-- Extracted records follows --

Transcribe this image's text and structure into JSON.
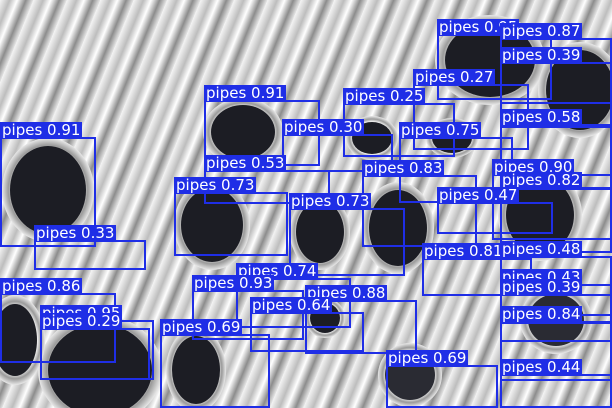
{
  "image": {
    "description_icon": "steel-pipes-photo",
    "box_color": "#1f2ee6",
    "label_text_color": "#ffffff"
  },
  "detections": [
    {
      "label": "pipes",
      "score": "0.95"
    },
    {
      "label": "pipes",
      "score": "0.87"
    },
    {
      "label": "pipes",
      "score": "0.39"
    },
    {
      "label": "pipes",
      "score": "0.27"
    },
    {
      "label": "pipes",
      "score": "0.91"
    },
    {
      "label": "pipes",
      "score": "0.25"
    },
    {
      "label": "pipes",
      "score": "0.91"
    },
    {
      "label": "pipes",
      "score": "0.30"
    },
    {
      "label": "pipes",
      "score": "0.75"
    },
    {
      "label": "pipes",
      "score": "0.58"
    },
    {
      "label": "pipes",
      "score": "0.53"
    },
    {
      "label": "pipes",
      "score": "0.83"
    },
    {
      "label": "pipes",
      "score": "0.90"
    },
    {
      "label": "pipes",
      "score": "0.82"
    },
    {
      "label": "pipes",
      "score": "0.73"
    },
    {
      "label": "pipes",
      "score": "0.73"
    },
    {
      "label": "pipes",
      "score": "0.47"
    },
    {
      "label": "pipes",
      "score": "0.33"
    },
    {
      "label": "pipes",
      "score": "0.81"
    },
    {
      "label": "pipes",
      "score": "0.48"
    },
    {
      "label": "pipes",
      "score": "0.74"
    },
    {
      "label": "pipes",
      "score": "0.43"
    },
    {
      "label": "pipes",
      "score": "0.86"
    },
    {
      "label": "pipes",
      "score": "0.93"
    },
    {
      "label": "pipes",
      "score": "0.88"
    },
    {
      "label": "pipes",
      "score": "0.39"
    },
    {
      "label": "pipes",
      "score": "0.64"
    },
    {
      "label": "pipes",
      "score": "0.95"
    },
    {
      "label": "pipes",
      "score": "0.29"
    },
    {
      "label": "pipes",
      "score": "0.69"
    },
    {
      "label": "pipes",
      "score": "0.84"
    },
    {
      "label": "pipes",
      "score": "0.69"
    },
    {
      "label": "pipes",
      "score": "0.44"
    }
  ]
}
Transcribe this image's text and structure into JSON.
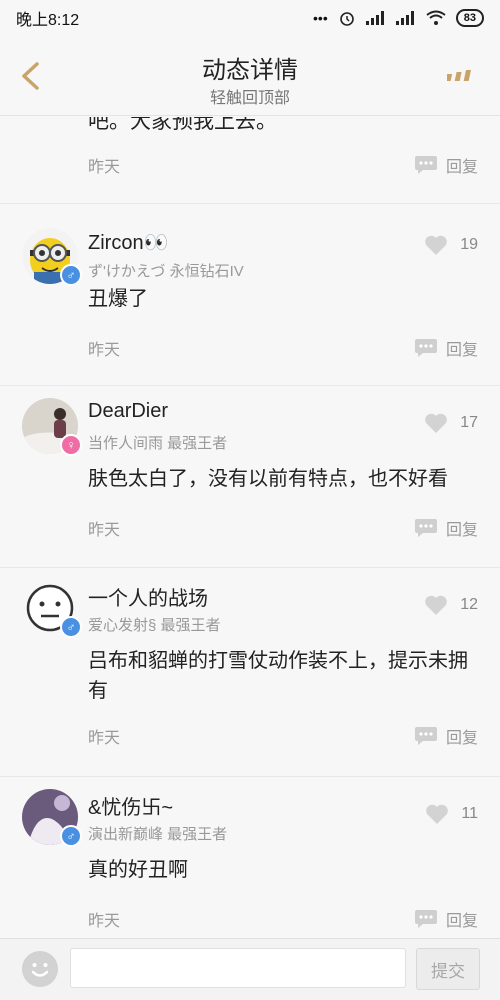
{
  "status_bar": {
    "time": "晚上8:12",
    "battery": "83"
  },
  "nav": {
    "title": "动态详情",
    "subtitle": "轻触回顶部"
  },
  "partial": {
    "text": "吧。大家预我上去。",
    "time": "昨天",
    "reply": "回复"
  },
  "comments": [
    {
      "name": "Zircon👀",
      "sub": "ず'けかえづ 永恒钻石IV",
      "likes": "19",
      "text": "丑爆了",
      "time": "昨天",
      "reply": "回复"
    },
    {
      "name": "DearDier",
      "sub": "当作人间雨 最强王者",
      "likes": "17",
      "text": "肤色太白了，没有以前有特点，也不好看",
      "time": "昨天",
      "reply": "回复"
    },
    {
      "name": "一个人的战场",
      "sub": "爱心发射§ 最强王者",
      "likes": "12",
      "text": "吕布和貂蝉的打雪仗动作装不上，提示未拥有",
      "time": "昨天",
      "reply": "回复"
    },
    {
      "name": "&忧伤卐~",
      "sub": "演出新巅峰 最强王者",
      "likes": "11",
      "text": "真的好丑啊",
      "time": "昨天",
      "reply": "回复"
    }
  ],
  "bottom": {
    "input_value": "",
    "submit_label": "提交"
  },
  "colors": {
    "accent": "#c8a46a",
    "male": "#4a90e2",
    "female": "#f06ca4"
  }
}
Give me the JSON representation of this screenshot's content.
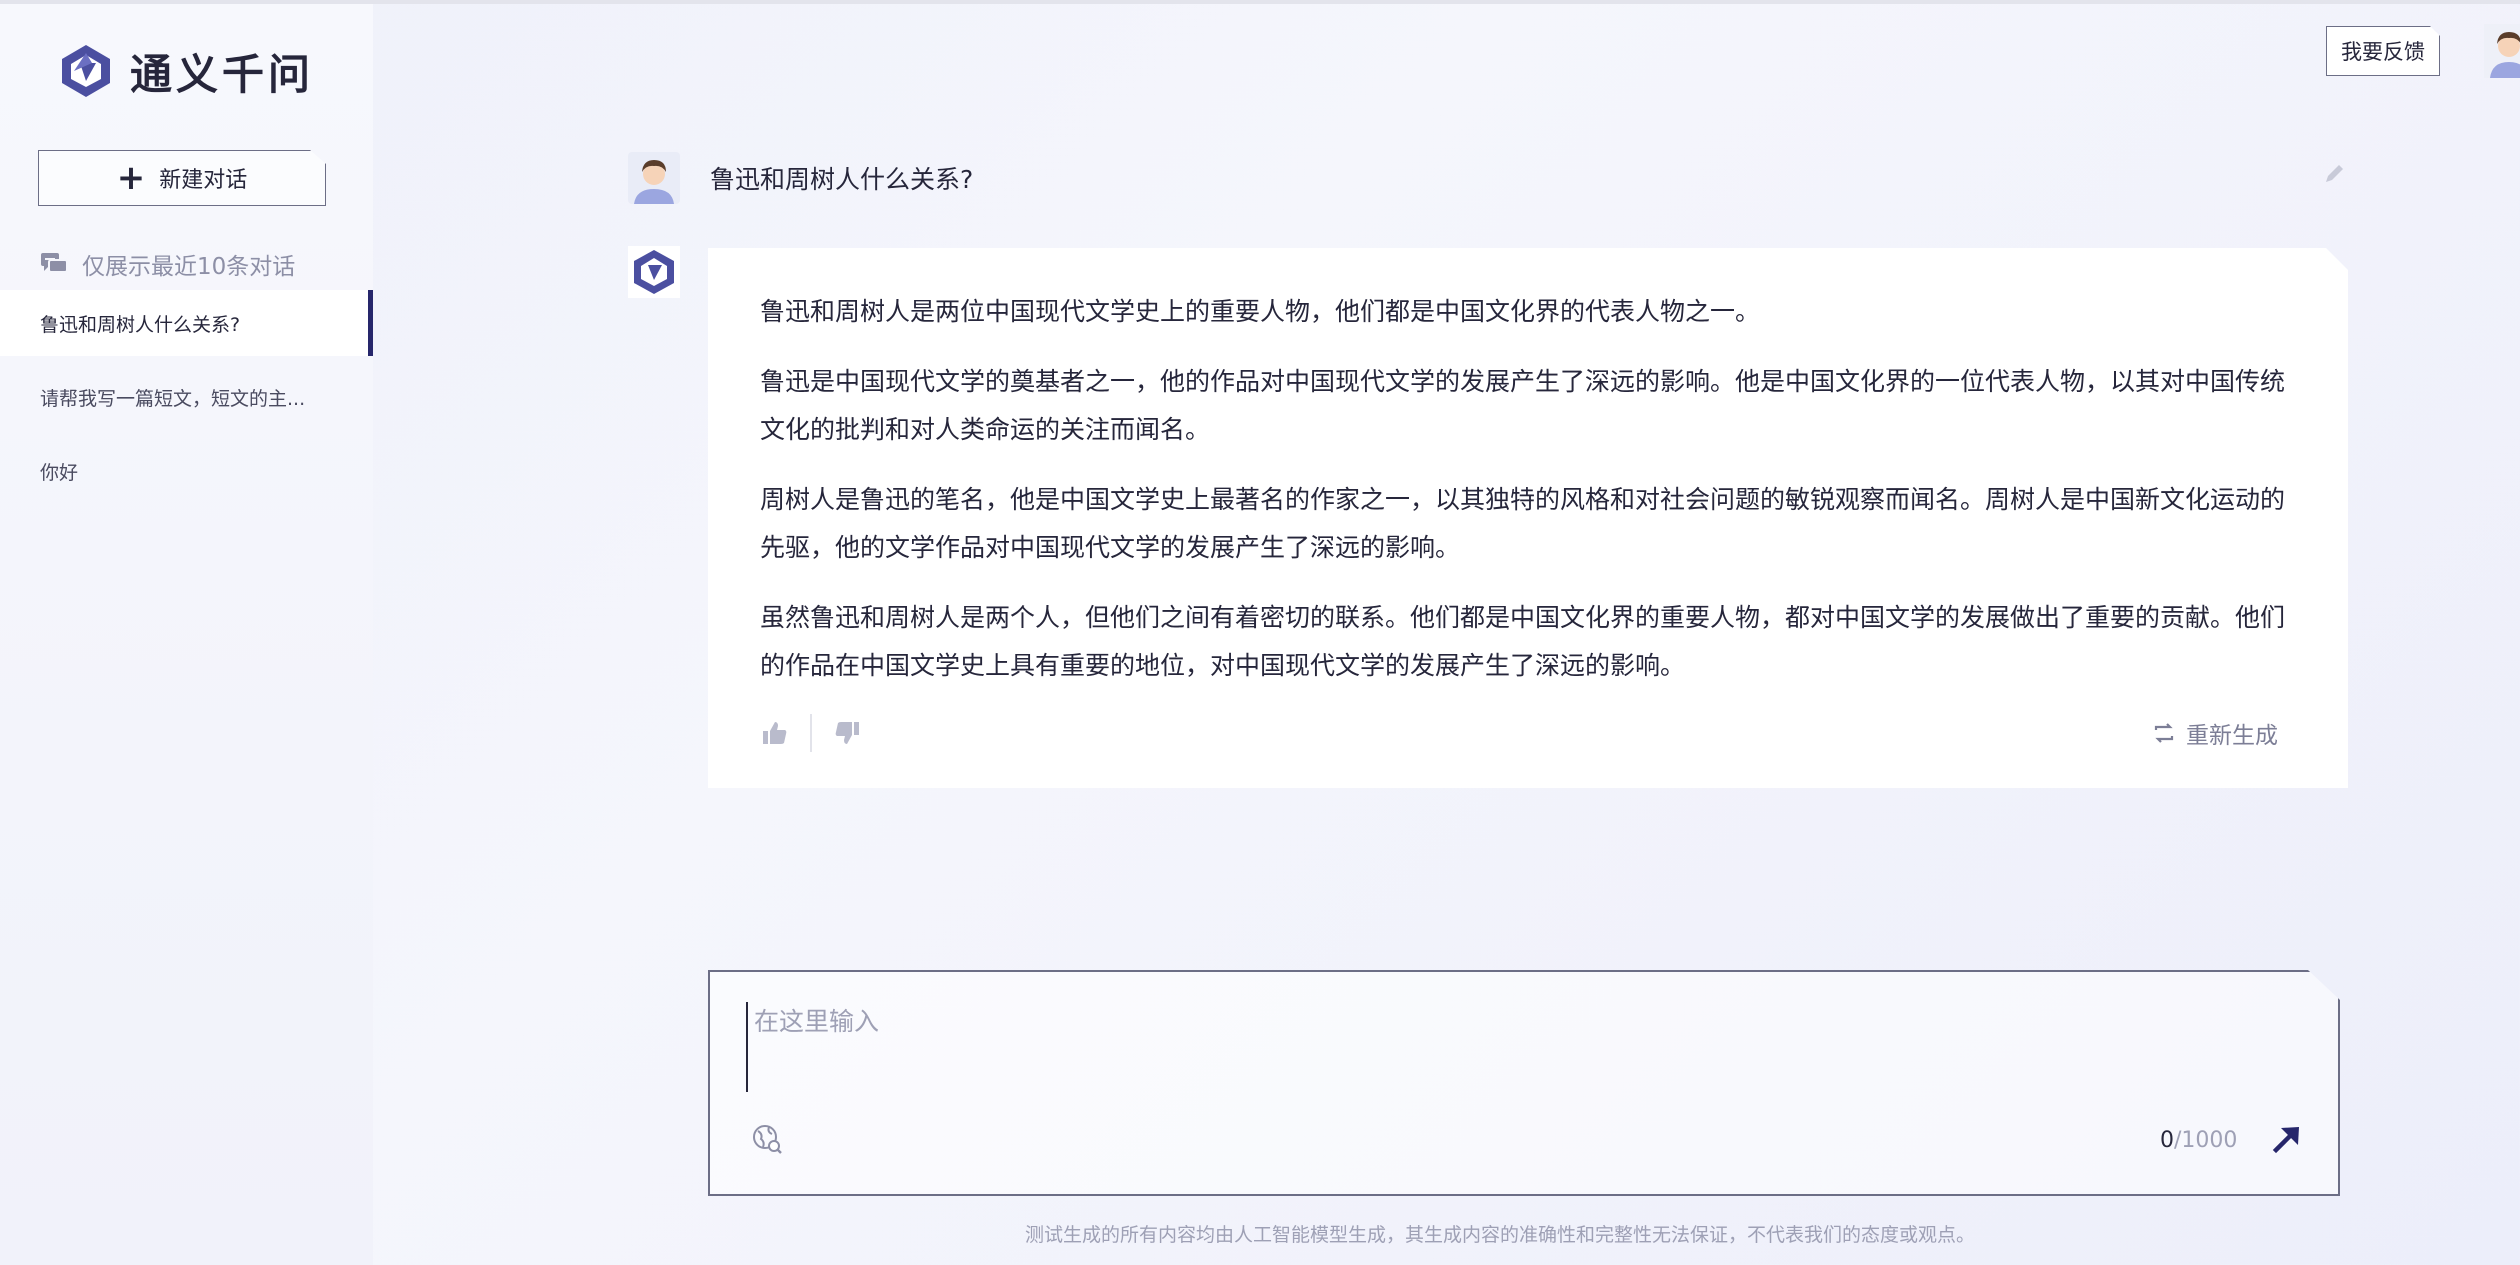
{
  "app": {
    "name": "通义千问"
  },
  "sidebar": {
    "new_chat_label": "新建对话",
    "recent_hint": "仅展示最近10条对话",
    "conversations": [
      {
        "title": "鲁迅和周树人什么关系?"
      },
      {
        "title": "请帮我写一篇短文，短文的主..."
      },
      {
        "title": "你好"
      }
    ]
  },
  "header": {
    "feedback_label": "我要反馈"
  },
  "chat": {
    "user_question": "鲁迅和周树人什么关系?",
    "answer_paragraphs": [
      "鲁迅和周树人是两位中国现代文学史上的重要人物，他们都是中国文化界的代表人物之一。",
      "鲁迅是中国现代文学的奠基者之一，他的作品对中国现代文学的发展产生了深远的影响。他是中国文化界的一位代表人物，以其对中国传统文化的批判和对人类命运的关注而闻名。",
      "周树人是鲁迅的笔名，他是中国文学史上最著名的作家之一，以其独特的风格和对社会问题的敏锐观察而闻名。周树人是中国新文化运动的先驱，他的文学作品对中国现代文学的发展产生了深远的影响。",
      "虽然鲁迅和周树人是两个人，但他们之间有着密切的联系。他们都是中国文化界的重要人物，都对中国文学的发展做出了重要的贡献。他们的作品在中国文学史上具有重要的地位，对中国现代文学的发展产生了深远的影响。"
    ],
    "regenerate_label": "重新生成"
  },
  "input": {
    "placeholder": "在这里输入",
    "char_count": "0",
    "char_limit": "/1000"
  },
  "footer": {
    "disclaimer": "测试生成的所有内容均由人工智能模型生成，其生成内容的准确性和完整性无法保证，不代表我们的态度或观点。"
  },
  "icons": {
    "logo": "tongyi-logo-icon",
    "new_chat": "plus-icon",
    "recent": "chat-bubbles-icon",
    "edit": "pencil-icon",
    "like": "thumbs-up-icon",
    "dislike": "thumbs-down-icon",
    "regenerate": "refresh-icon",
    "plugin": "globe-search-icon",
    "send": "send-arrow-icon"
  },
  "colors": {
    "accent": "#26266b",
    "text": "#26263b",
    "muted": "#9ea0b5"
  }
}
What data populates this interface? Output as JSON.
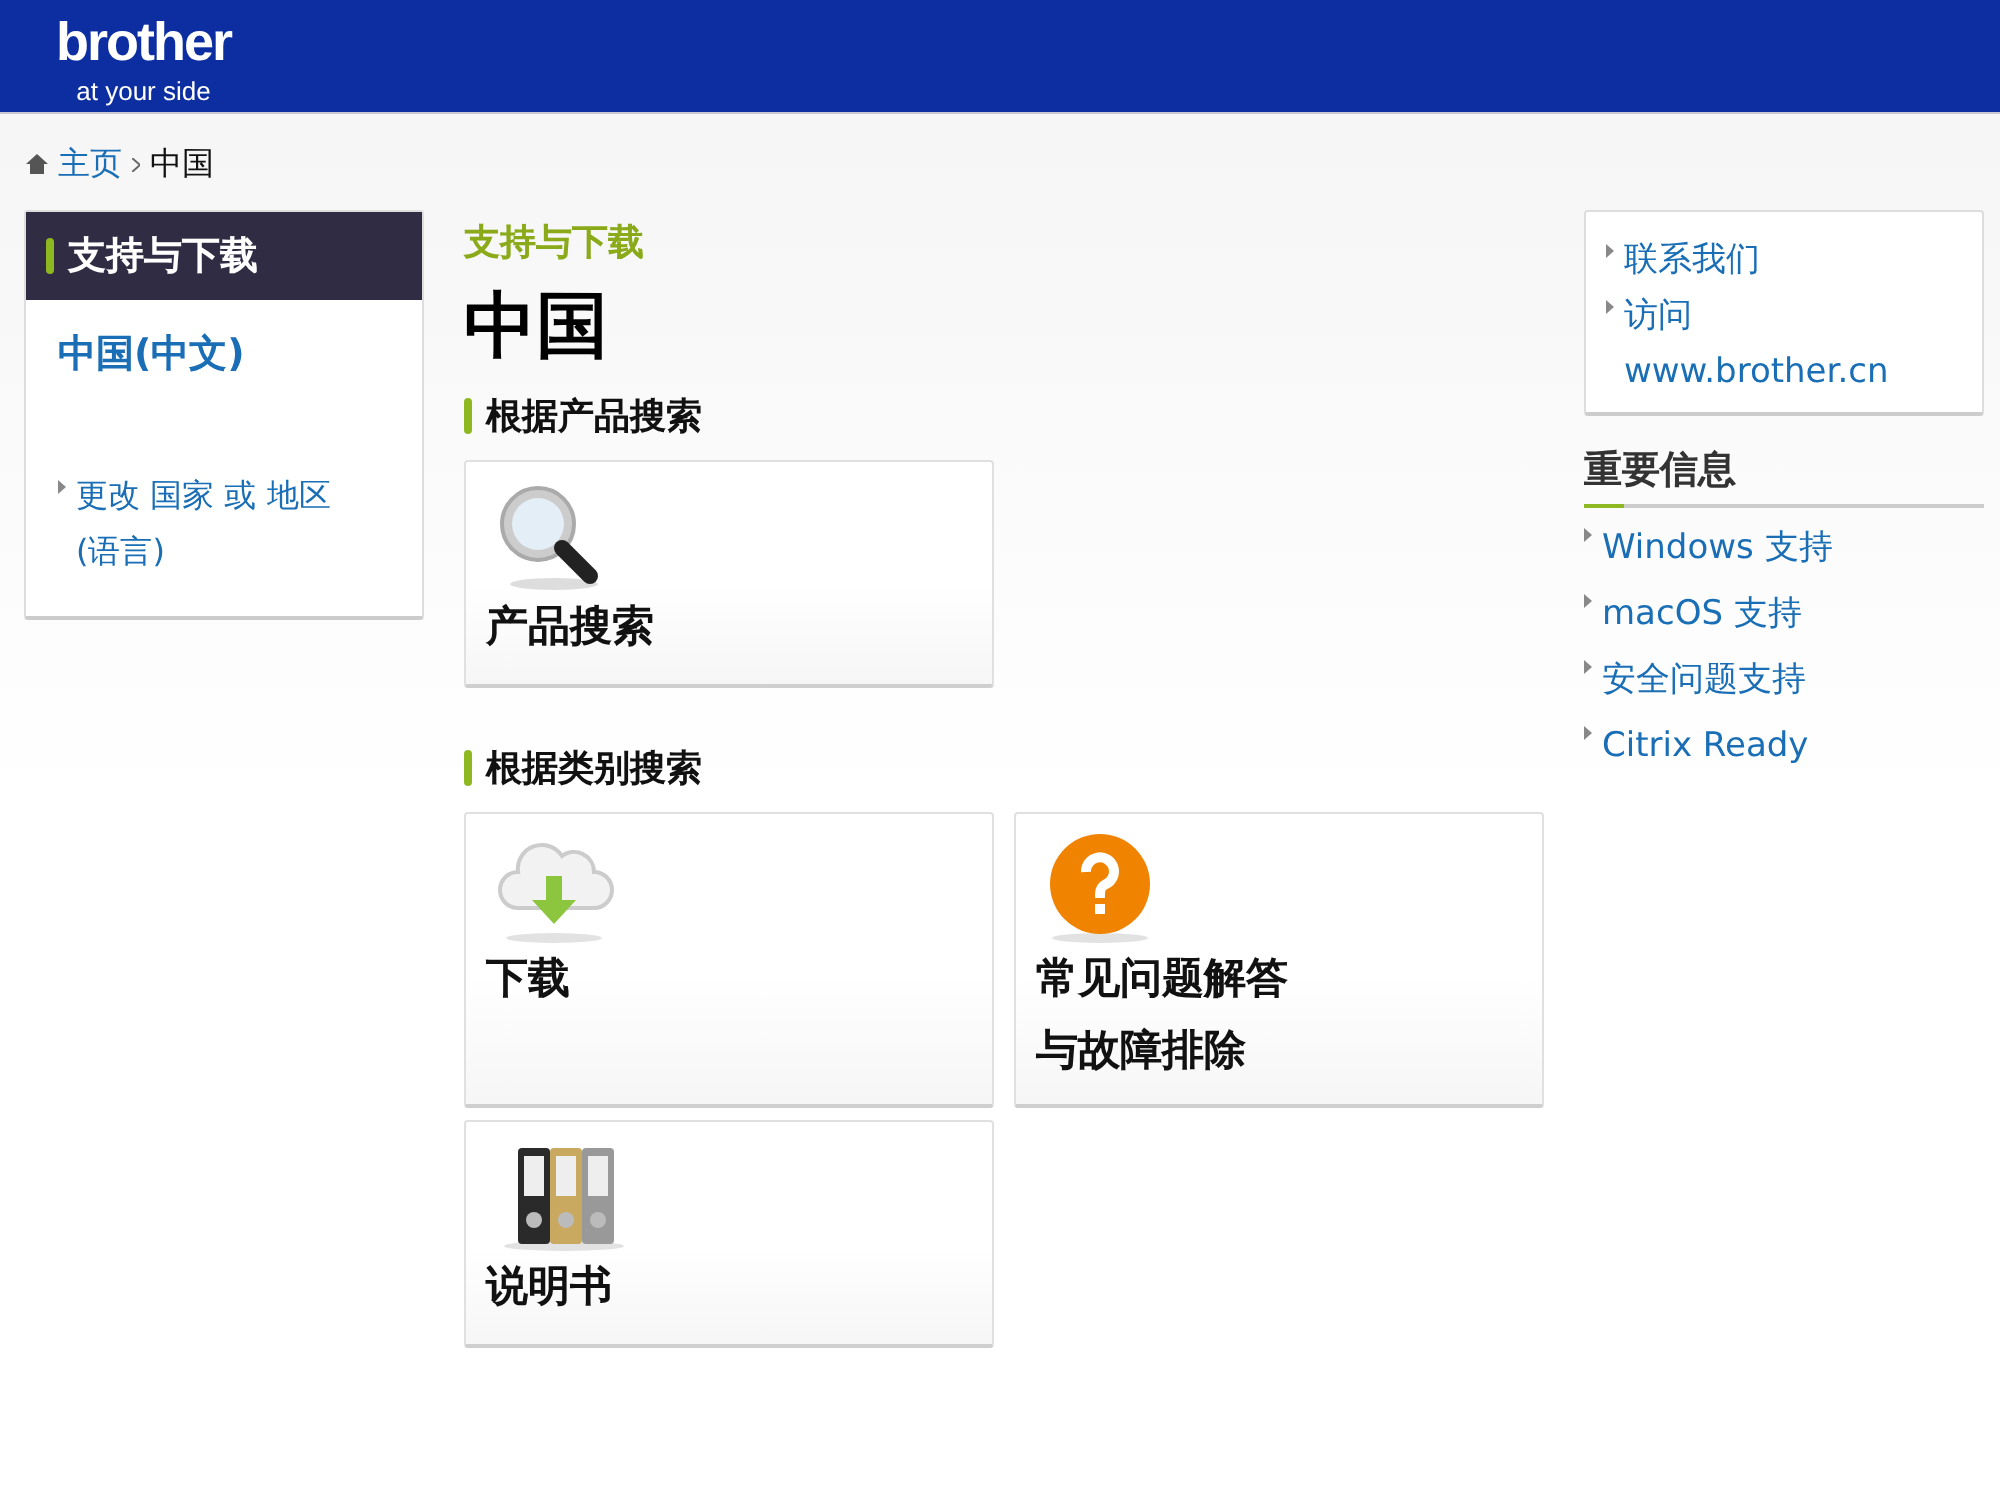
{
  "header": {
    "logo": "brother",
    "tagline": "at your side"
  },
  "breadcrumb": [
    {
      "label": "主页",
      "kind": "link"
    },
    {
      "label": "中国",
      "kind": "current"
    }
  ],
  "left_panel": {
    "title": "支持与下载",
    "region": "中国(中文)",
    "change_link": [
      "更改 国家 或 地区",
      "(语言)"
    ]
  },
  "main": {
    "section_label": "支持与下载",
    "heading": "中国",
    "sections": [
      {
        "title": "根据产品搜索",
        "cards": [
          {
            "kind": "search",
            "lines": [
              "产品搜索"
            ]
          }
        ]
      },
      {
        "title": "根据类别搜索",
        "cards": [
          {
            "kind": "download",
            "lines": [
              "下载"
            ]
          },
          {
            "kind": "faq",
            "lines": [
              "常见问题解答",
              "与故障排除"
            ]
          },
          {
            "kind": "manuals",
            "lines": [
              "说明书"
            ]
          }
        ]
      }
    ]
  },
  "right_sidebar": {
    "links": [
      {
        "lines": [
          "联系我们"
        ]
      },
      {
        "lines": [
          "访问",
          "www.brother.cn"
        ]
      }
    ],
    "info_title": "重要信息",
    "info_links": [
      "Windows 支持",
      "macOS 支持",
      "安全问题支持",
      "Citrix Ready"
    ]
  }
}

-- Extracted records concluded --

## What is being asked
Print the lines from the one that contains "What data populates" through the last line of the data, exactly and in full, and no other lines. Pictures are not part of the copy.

## Exercise answer
What data populates this interface? Output as JSON.
{
  "header": {
    "logo": "brother",
    "tagline": "at your side"
  },
  "breadcrumb": [
    {
      "label": "主页",
      "kind": "link"
    },
    {
      "label": "中国",
      "kind": "current"
    }
  ],
  "left_panel": {
    "title": "支持与下载",
    "region": "中国(中文)",
    "change_link": [
      "更改 国家 或 地区",
      "(语言)"
    ]
  },
  "main": {
    "section_label": "支持与下载",
    "heading": "中国",
    "sections": [
      {
        "title": "根据产品搜索",
        "cards": [
          {
            "kind": "search",
            "lines": [
              "产品搜索"
            ]
          }
        ]
      },
      {
        "title": "根据类别搜索",
        "cards": [
          {
            "kind": "download",
            "lines": [
              "下载"
            ]
          },
          {
            "kind": "faq",
            "lines": [
              "常见问题解答",
              "与故障排除"
            ]
          },
          {
            "kind": "manuals",
            "lines": [
              "说明书"
            ]
          }
        ]
      }
    ]
  },
  "right_sidebar": {
    "links": [
      {
        "lines": [
          "联系我们"
        ]
      },
      {
        "lines": [
          "访问",
          "www.brother.cn"
        ]
      }
    ],
    "info_title": "重要信息",
    "info_links": [
      "Windows 支持",
      "macOS 支持",
      "安全问题支持",
      "Citrix Ready"
    ]
  }
}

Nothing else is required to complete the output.